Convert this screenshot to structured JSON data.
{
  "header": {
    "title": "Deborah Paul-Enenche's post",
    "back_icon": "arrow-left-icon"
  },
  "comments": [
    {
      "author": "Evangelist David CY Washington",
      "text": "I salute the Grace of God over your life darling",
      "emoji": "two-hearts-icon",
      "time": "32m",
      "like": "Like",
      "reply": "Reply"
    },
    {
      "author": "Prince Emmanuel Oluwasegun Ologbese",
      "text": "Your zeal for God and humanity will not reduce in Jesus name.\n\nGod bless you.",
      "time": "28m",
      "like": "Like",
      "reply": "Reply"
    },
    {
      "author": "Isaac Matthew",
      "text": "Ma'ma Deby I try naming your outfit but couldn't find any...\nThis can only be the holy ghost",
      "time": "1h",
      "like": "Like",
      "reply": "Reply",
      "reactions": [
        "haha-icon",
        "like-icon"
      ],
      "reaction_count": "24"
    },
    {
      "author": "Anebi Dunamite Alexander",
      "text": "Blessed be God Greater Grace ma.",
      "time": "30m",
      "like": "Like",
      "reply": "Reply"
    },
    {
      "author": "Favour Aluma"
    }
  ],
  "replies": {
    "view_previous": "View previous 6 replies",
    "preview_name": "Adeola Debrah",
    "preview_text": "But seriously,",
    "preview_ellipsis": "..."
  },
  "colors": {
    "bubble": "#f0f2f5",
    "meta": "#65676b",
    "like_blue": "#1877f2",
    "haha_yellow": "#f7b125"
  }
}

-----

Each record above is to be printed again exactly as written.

## SOLUTION TO THIS EXERCISE
Convert this screenshot to structured JSON data.
{
  "header": {
    "title": "Deborah Paul-Enenche's post",
    "back_icon": "arrow-left-icon"
  },
  "comments": [
    {
      "author": "Evangelist David CY Washington",
      "text": "I salute the Grace of God over your life darling",
      "emoji": "two-hearts-icon",
      "time": "32m",
      "like": "Like",
      "reply": "Reply"
    },
    {
      "author": "Prince Emmanuel Oluwasegun Ologbese",
      "text": "Your zeal for God and humanity will not reduce in Jesus name.\n\nGod bless you.",
      "time": "28m",
      "like": "Like",
      "reply": "Reply"
    },
    {
      "author": "Isaac Matthew",
      "text": "Ma'ma Deby I try naming your outfit but couldn't find any...\nThis can only be the holy ghost",
      "time": "1h",
      "like": "Like",
      "reply": "Reply",
      "reactions": [
        "haha-icon",
        "like-icon"
      ],
      "reaction_count": "24"
    },
    {
      "author": "Anebi Dunamite Alexander",
      "text": "Blessed be God Greater Grace ma.",
      "time": "30m",
      "like": "Like",
      "reply": "Reply"
    },
    {
      "author": "Favour Aluma"
    }
  ],
  "replies": {
    "view_previous": "View previous 6 replies",
    "preview_name": "Adeola Debrah",
    "preview_text": "But seriously,",
    "preview_ellipsis": "..."
  },
  "colors": {
    "bubble": "#f0f2f5",
    "meta": "#65676b",
    "like_blue": "#1877f2",
    "haha_yellow": "#f7b125"
  }
}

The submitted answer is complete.